Virus tropism and neutralization response in SIV infection
Simian immunodeficiency virus (SIV) infections in macaques are commonly used as models to study the pathogenesis of human immunodeficiency virus (HIV). Both SIV and HIV normally use the CD4 receptor and an additional coreceptor for cell entry. The most common coreceptors used by HIV are CCR5 and CXCR4. SIV use CCR5 and rarely CXCR4 but may use other coreceptors as alternatives. We have studied virus tropism and evolution of the humoral immune response in relation to pathogenesis in cynomolgus macaques experimentally infected with SIVsm (of sooty mangabey origin) by intravenous (IV) or intrarectal (IR) route. Route of transmission did not influence disease progression or virus tropism. CCR5 was the major coreceptor used and isolates were in general multitropic, using CCR5, CXCR6 and/or gpr15. Furthermore, both macrophages and peripheral blood mononuclear cells (PBMC) could be readily infected with all the SIVsm reisolates. CXCR4-using viruses could be isolated, but only when human cells were used for virus isolation. Human cells may also select for virus variants with increased CD4-dependence. Comparisons of SIV and HIV-1 showed differences in mode of CCR5 use which in turn may explain the CD4-independence of SIVsm. Virus production after CD4-independent infection occurred both intracellularly and extracellularly. Neutralizing antibodies appeared earlier in IV-infected animals than in IR-infected animals. In progressors, this early humoral immune response was accompanied by early appearance of neutralization resistant variants. The majority of monkeys with progressive disease showed broadening of coreceptor use, stable coreceptor use or fluctuation in the use of different coreceptors. Viruses maintained effective replication in macrophages and PBMC and evolved to escape neutralizing antibodies already at three months after infection.
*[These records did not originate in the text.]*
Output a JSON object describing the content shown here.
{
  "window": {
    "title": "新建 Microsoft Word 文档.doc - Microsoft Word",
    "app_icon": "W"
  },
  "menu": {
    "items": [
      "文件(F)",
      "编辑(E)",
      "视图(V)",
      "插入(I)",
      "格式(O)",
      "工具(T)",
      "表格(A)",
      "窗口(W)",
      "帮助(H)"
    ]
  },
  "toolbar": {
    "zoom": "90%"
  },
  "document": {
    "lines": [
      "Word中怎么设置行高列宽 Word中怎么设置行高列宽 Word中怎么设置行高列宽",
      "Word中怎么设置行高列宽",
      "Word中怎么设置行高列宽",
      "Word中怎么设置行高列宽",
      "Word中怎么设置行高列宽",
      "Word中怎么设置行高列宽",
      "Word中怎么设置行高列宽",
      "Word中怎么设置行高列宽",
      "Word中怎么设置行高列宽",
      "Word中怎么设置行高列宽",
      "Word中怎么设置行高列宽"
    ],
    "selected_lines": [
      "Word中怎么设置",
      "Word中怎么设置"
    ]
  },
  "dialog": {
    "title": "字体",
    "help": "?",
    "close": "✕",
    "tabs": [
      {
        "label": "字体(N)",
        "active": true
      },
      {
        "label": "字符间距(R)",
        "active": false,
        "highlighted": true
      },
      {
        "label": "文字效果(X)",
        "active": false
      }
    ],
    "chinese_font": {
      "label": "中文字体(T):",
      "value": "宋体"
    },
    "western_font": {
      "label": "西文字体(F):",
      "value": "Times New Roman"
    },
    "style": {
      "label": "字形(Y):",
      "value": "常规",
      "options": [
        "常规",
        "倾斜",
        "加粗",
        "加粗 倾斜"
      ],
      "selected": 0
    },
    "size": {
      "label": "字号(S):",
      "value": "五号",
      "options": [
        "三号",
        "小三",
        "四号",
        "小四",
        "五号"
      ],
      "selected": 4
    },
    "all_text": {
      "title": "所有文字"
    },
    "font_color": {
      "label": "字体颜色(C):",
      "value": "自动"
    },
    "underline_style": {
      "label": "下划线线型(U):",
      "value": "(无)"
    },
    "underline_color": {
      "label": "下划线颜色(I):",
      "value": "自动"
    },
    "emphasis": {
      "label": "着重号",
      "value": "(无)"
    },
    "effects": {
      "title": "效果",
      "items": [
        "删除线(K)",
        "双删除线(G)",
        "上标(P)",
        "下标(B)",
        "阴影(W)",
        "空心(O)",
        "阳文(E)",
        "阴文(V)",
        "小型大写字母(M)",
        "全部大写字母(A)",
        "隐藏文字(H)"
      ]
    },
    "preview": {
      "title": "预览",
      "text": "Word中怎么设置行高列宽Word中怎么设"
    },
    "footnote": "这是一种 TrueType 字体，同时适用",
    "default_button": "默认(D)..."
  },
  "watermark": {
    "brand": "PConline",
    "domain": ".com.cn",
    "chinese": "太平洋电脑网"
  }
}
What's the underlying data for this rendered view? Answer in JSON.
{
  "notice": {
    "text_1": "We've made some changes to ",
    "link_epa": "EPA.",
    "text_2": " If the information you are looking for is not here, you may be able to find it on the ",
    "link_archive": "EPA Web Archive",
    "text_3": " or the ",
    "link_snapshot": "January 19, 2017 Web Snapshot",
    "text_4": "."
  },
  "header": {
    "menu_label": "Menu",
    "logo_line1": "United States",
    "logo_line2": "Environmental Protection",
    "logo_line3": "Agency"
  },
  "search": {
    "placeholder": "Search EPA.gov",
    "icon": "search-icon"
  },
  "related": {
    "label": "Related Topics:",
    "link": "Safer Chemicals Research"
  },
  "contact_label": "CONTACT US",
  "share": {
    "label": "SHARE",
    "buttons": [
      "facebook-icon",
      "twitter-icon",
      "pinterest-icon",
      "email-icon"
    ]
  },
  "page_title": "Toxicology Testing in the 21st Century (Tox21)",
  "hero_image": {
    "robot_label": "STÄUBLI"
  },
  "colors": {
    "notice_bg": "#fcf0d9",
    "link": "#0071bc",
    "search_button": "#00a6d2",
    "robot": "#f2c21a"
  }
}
In contrast, viruses from long-term non-progressor (LTNP) monkeys became less fit as shown by decreased frequency of successful virus isolations, narrowing of coreceptor use or stable CCR5 use and evolution to a more limited macrophage-tropism. Appearance of neutralization escape variants was delayed as compared to the early neutralization resistance in progressors. Neutralization resistance, whenever evident correlated with increased CD4-dependence in LTNP monkeys.
Source Type:Doctoral Dissertation
Keywords:MEDICINE; Natural science; Naturvetenskap; Medicin (människa och djur); Medicine (human and vertebrates); HIV; SIV; mode of CCR5 use; CD4-independence; macrophage tropism; coreceptor use; neutralization; evolution; pathogenesis
Date of Publication:01/01/2006